(Dataset rows for apps and sites)
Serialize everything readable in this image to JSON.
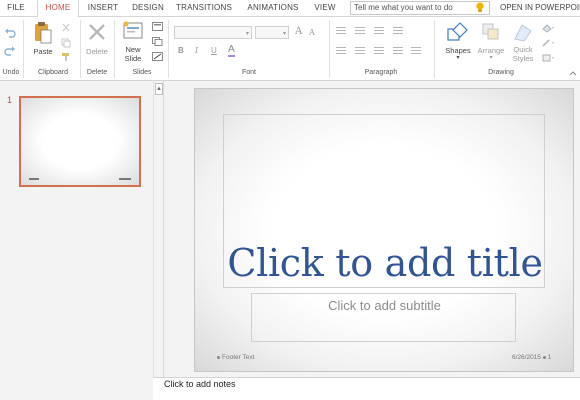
{
  "tabs": [
    {
      "label": "FILE"
    },
    {
      "label": "HOME"
    },
    {
      "label": "INSERT"
    },
    {
      "label": "DESIGN"
    },
    {
      "label": "TRANSITIONS"
    },
    {
      "label": "ANIMATIONS"
    },
    {
      "label": "VIEW"
    }
  ],
  "tell_me": {
    "placeholder": "Tell me what you want to do"
  },
  "open_in": "OPEN IN POWERPOINT",
  "ribbon": {
    "undo": {
      "group": "Undo"
    },
    "clipboard": {
      "paste": "Paste",
      "group": "Clipboard"
    },
    "delete": {
      "label": "Delete",
      "group": "Delete"
    },
    "slides": {
      "new_slide_line1": "New",
      "new_slide_line2": "Slide",
      "group": "Slides"
    },
    "font": {
      "group": "Font",
      "bold": "B",
      "italic": "I",
      "underline": "U",
      "font_color": "A",
      "grow": "A",
      "shrink": "A"
    },
    "paragraph": {
      "group": "Paragraph"
    },
    "drawing": {
      "group": "Drawing",
      "shapes": "Shapes",
      "arrange": "Arrange",
      "quick_line1": "Quick",
      "quick_line2": "Styles"
    }
  },
  "slide_panel": {
    "number": "1"
  },
  "slide": {
    "title_placeholder": "Click to add title",
    "subtitle_placeholder": "Click to add subtitle",
    "footer_text": "Footer Text",
    "date": "6/26/2015",
    "slide_number": "1"
  },
  "notes": {
    "placeholder": "Click to add notes"
  },
  "colors": {
    "accent": "#c0504d",
    "title": "#2f5597",
    "thumb_border": "#d2704f"
  }
}
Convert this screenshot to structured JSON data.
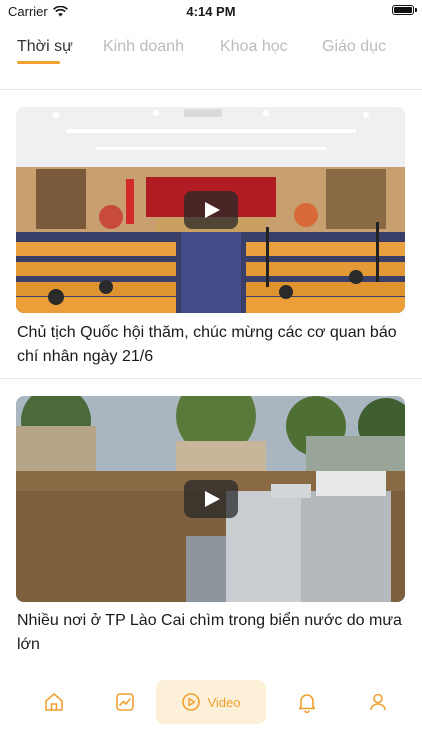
{
  "status_bar": {
    "carrier": "Carrier",
    "time": "4:14 PM"
  },
  "tabs": [
    {
      "label": "Thời sự",
      "active": true
    },
    {
      "label": "Kinh doanh",
      "active": false
    },
    {
      "label": "Khoa học",
      "active": false
    },
    {
      "label": "Giáo dục",
      "active": false
    }
  ],
  "videos": [
    {
      "title": "Chủ tịch Quốc hội thăm, chúc mừng các cơ quan báo chí nhân ngày 21/6"
    },
    {
      "title": "Nhiều nơi ở TP Lào Cai chìm trong biển nước do mưa lớn"
    }
  ],
  "bottom_nav": {
    "items": [
      "home-icon",
      "chart-icon",
      "video-icon",
      "bell-icon",
      "user-icon"
    ],
    "active_label": "Video"
  },
  "colors": {
    "accent": "#f0a030",
    "accent_bg": "#fdf0d8",
    "inactive_tab": "#bcbcbc"
  }
}
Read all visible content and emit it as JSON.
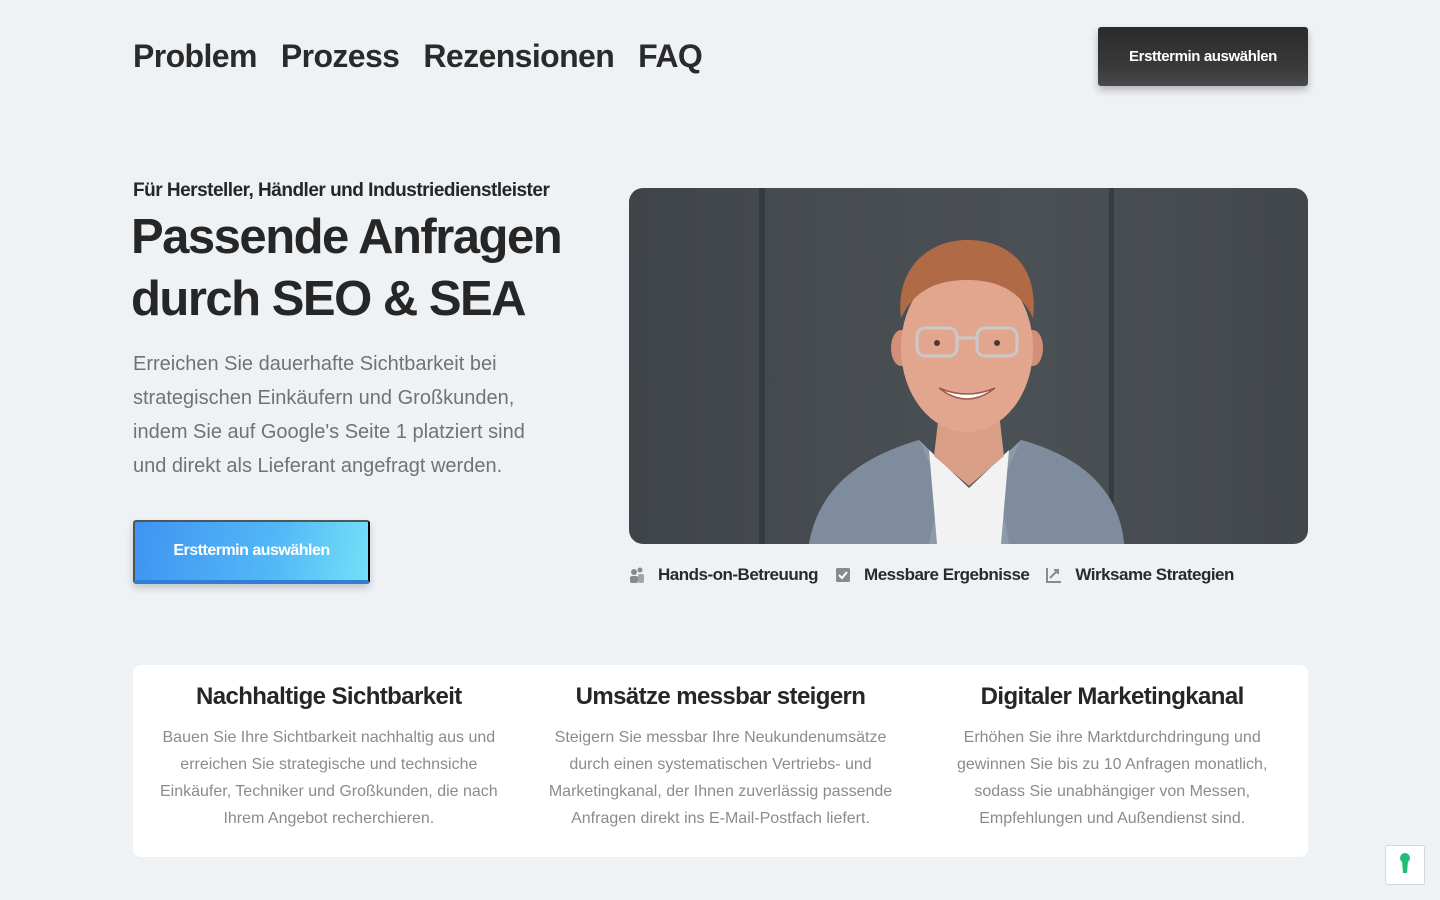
{
  "nav": {
    "items": [
      {
        "label": "Problem"
      },
      {
        "label": "Prozess"
      },
      {
        "label": "Rezensionen"
      },
      {
        "label": "FAQ"
      }
    ],
    "cta_label": "Ersttermin auswählen"
  },
  "hero": {
    "eyebrow": "Für Hersteller, Händler und Industriedienstleister",
    "headline": "Passende Anfragen durch SEO & SEA",
    "lead": "Erreichen Sie dauerhafte Sichtbarkeit bei strategischen Einkäufern und Großkunden, indem Sie auf Google's Seite 1 platziert sind und direkt als Lieferant angefragt werden.",
    "cta_label": "Ersttermin auswählen"
  },
  "features": [
    {
      "icon": "people-icon",
      "label": "Hands-on-Betreuung"
    },
    {
      "icon": "checkbox-icon",
      "label": "Messbare Ergebnisse"
    },
    {
      "icon": "trend-up-icon",
      "label": "Wirksame Strategien"
    }
  ],
  "cards": [
    {
      "title": "Nachhaltige Sichtbarkeit",
      "text": "Bauen Sie Ihre Sichtbarkeit nachhaltig aus und erreichen Sie strategische und technsiche Einkäufer, Techniker und Großkunden, die nach Ihrem Angebot recherchieren."
    },
    {
      "title": "Umsätze messbar steigern",
      "text": "Steigern Sie messbar Ihre Neukundenumsätze durch einen systematischen Vertriebs- und Marketingkanal, der Ihnen zuverlässig passende Anfragen direkt ins E-Mail-Postfach liefert."
    },
    {
      "title": "Digitaler Marketingkanal",
      "text": "Erhöhen Sie ihre Marktdurchdringung und gewinnen Sie bis zu 10 Anfragen monatlich, sodass Sie unabhängiger von Messen, Empfehlungen und Außendienst sind."
    }
  ],
  "colors": {
    "background": "#eff2f5",
    "primary_cta": "#3f94f2",
    "dark_cta": "#2b2b2b"
  }
}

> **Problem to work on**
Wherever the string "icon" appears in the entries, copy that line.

> **Response to this task**
      "home-icon",
      "chart-icon",
      "video-icon",
      "bell-icon",
      "user-icon"
      "icon": "people-icon",
      "icon": "checkbox-icon",
      "icon": "trend-up-icon",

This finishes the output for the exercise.